Exercise prompt: Write the data below out again, with each line matching the original.

Data extract:

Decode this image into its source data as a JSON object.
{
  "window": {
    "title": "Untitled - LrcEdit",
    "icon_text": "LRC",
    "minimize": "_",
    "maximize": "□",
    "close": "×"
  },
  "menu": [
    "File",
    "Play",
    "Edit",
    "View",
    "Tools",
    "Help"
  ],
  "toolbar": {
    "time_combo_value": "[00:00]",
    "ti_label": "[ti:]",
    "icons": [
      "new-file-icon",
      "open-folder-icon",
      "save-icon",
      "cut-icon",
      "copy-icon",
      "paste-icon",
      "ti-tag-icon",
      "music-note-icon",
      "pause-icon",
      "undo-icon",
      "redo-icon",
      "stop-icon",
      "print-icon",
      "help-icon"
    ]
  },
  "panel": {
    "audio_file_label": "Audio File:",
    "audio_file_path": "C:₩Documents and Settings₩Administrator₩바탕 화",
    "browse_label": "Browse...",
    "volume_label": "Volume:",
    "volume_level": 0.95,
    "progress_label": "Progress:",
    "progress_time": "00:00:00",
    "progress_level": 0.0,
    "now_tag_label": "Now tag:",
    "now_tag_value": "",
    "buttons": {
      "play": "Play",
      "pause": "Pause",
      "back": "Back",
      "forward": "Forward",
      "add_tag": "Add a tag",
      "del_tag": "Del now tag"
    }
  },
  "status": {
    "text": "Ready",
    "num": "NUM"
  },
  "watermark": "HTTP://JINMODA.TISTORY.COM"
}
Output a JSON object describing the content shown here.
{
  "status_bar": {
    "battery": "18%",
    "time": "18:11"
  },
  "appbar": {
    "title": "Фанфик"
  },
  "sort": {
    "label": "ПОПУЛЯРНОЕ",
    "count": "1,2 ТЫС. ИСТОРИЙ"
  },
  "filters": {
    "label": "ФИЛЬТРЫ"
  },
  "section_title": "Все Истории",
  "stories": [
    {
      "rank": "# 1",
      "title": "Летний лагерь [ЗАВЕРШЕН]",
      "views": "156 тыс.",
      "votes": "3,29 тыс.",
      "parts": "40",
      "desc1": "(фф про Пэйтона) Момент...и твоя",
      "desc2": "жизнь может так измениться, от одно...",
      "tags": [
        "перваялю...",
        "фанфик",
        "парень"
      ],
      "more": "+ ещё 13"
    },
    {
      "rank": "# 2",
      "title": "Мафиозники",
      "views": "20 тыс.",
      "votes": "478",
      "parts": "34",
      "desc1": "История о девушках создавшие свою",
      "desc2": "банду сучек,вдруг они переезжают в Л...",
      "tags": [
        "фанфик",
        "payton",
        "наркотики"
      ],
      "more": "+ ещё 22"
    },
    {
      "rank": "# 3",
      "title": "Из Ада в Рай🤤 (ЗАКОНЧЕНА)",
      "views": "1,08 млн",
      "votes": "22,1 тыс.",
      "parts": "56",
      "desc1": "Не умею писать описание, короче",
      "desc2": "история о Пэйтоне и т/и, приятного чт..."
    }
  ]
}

Result:
Decode this image into its source data as a JSON object.
{
  "window": {
    "title": "Untitled - LrcEdit",
    "icon_text": "LRC",
    "minimize": "_",
    "maximize": "□",
    "close": "×"
  },
  "menu": [
    "File",
    "Play",
    "Edit",
    "View",
    "Tools",
    "Help"
  ],
  "toolbar": {
    "time_combo_value": "[00:00]",
    "ti_label": "[ti:]",
    "icons": [
      "new-file-icon",
      "open-folder-icon",
      "save-icon",
      "cut-icon",
      "copy-icon",
      "paste-icon",
      "ti-tag-icon",
      "music-note-icon",
      "pause-icon",
      "undo-icon",
      "redo-icon",
      "stop-icon",
      "print-icon",
      "help-icon"
    ]
  },
  "panel": {
    "audio_file_label": "Audio File:",
    "audio_file_path": "C:₩Documents and Settings₩Administrator₩바탕 화",
    "browse_label": "Browse...",
    "volume_label": "Volume:",
    "volume_level": 0.95,
    "progress_label": "Progress:",
    "progress_time": "00:00:00",
    "progress_level": 0.0,
    "now_tag_label": "Now tag:",
    "now_tag_value": "",
    "buttons": {
      "play": "Play",
      "pause": "Pause",
      "back": "Back",
      "forward": "Forward",
      "add_tag": "Add a tag",
      "del_tag": "Del now tag"
    }
  },
  "status": {
    "text": "Ready",
    "num": "NUM"
  },
  "watermark": "HTTP://JINMODA.TISTORY.COM"
}
Output a JSON object describing the content shown here.
{
  "status_bar": {
    "battery": "18%",
    "time": "18:11"
  },
  "appbar": {
    "title": "Фанфик"
  },
  "sort": {
    "label": "ПОПУЛЯРНОЕ",
    "count": "1,2 ТЫС. ИСТОРИЙ"
  },
  "filters": {
    "label": "ФИЛЬТРЫ"
  },
  "section_title": "Все Истории",
  "stories": [
    {
      "rank": "# 1",
      "title": "Летний лагерь [ЗАВЕРШЕН]",
      "views": "156 тыс.",
      "votes": "3,29 тыс.",
      "parts": "40",
      "desc1": "(фф про Пэйтона) Момент...и твоя",
      "desc2": "жизнь может так измениться, от одно...",
      "tags": [
        "перваялю...",
        "фанфик",
        "парень"
      ],
      "more": "+ ещё 13"
    },
    {
      "rank": "# 2",
      "title": "Мафиозники",
      "views": "20 тыс.",
      "votes": "478",
      "parts": "34",
      "desc1": "История о девушках создавшие свою",
      "desc2": "банду сучек,вдруг они переезжают в Л...",
      "tags": [
        "фанфик",
        "payton",
        "наркотики"
      ],
      "more": "+ ещё 22"
    },
    {
      "rank": "# 3",
      "title": "Из Ада в Рай🤤 (ЗАКОНЧЕНА)",
      "views": "1,08 млн",
      "votes": "22,1 тыс.",
      "parts": "56",
      "desc1": "Не умею писать описание, короче",
      "desc2": "история о Пэйтоне и т/и, приятного чт..."
    }
  ]
}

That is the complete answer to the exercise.